* WHAT IS EXPECTED: Every picture should be left out, but the lines below must be repeated exactly.

(Data about app and page elements)

>>

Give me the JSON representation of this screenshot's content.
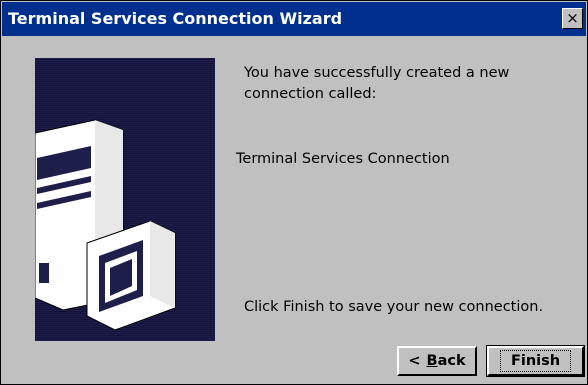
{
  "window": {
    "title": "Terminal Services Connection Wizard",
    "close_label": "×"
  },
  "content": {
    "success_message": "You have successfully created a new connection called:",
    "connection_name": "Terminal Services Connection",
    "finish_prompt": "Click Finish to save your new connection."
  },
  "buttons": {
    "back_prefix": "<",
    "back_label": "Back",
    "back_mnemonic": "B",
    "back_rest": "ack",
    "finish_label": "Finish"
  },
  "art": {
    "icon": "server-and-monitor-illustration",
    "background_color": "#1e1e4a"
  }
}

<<

* ANSWER SPACE:
Give me the JSON representation of this screenshot's content.
{
  "window": {
    "title": "Terminal Services Connection Wizard",
    "close_label": "×"
  },
  "content": {
    "success_message": "You have successfully created a new connection called:",
    "connection_name": "Terminal Services Connection",
    "finish_prompt": "Click Finish to save your new connection."
  },
  "buttons": {
    "back_prefix": "<",
    "back_label": "Back",
    "back_mnemonic": "B",
    "back_rest": "ack",
    "finish_label": "Finish"
  },
  "art": {
    "icon": "server-and-monitor-illustration",
    "background_color": "#1e1e4a"
  }
}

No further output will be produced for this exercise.